DEVOTION: Spreading the Load (Exodus 1,5, 15-27)
In many churches, people look up to their leader, not only as the spiritual leader of their congregation, but as someone who is multi-skilled. Indeed, the expectation is that he or she will be everywhere, and do everything. Someone who will have time to visit everyone (and often). Someone who can be there to sort issues out and see to everybody’s needs. And someone who will be available to the churched and the unchurched, and have time to baptise babies, marry couples and bury the dead. Have I missed anything?
And yet, when we read the story of Moses in Exodus, we learn that even someone like Moses—who tried to be there for everyone—just couldn’t do it. Not only that, it was obvious he couldn’t do it. And even his father in law, within twenty-four hours of his arrival, could see that. Which is why Jethro suggested a way forward that was not only in Moses’s interests, but in the people’s interests too.
And what Jethro suggested was to create a sort of pyramid of carers. With Moses at the top, others underneath, and even more underneath them, and so on.
Now it’s interesting that these days “experts” tell us that one person cannot care properly for any more than eight to twelve people. And, yet, the formula that Jethro came up with, was that there should be “officials appointed over the people of thousands, hundreds, fifties and tens.” In other words, there should be one person appointed for every ten people.
Now this passage talks only in terms of people being appointed judges, to settle disputes. But if that kind of formula is required for the appointment of judges, then to expect one person to care for more than ten people—as well as doing a lot of other things besides—really doesn’t make sense. And, of course, that has great implications for the way we model our churches today.

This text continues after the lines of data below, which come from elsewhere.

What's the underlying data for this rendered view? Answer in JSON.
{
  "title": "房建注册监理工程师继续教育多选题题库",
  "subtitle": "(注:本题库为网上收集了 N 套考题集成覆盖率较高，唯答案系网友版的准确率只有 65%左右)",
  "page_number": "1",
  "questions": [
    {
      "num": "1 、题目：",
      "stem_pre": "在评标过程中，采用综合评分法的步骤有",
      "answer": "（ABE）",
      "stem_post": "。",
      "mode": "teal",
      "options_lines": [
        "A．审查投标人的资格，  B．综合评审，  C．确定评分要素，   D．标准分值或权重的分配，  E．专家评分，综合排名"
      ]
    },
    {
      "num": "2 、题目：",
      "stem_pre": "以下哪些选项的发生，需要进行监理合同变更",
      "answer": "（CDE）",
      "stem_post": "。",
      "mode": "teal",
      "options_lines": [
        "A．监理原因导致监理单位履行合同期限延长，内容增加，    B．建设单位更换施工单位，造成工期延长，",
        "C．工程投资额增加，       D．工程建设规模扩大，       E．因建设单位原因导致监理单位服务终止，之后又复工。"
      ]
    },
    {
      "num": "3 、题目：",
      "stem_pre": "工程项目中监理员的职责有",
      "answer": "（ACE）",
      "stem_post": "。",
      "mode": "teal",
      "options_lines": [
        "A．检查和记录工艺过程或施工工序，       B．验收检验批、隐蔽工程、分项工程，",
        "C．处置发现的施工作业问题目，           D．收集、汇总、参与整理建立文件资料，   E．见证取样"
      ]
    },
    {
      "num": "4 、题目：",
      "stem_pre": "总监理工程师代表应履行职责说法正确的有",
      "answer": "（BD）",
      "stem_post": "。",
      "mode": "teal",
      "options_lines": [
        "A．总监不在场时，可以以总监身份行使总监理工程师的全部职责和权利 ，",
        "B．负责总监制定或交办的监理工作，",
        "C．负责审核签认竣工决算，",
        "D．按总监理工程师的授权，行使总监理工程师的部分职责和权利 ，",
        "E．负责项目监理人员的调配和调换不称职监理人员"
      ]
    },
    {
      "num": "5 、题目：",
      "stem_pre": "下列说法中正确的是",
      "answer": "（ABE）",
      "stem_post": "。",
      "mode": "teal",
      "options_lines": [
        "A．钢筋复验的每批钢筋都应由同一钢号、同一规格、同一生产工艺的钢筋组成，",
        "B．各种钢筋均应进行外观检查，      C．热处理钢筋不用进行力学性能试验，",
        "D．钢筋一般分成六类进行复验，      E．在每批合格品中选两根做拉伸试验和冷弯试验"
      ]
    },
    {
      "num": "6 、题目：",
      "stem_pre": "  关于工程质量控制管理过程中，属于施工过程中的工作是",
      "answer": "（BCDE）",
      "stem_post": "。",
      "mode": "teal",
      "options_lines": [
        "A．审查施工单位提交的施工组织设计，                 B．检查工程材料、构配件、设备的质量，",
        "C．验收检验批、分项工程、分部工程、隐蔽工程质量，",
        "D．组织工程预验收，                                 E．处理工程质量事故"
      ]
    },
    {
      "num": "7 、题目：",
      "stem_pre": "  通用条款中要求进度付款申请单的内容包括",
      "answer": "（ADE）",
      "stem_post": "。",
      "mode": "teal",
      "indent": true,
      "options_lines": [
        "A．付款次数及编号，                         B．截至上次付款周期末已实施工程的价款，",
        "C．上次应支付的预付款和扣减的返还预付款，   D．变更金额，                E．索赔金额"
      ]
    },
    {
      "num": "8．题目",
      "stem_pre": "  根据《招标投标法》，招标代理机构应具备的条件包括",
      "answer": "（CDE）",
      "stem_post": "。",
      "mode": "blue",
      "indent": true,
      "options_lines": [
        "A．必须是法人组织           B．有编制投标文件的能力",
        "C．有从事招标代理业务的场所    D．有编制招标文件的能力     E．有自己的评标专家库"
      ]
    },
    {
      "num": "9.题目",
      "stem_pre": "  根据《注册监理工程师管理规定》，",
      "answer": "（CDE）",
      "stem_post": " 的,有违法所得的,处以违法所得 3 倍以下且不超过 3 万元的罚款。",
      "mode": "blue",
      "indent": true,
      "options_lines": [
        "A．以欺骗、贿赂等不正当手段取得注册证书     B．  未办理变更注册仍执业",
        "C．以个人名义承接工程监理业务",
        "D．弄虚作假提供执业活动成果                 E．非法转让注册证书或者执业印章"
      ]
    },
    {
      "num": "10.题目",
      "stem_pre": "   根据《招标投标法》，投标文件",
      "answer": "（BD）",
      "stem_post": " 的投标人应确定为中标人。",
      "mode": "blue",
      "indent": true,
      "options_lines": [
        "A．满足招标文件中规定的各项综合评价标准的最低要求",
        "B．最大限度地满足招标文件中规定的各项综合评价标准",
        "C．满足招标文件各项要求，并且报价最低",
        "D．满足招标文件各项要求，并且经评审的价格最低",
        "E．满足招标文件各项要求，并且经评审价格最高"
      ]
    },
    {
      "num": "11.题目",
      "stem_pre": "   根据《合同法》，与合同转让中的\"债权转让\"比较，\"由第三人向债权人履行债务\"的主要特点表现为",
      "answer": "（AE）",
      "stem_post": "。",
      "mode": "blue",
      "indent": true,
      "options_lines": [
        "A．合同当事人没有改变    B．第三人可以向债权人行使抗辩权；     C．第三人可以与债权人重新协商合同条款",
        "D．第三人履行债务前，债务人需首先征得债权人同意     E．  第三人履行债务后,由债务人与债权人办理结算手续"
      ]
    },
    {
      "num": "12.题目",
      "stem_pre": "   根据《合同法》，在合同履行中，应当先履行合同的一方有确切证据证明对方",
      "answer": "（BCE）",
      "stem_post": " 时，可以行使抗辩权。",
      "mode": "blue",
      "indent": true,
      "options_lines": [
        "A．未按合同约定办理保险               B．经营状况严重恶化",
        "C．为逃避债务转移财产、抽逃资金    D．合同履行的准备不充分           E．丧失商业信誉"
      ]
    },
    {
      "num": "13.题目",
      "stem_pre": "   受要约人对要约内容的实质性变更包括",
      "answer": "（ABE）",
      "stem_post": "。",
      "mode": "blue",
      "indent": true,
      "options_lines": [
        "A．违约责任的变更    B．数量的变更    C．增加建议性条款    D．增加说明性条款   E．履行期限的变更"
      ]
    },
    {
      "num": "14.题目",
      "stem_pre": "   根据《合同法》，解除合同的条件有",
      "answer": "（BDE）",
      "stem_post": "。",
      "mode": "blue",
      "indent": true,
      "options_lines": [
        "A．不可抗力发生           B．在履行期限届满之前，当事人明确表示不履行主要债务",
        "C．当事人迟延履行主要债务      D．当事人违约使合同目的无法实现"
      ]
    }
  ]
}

So, what should our model be of the church? Well, we too may well need more people who are prepared to care for the people. We too may well need more people to ease the burden of the leaders of the church. And we too may well need more people to put their hands up, and say, “Yes I am willing to help.”
Fortunately for Moses, he got that help, and because of that he could take the people on a journey that might not otherwise have been possible. But have we got the people who are willing to help too?
Posted: 7th April 2017
© 2017, Brian A Curtis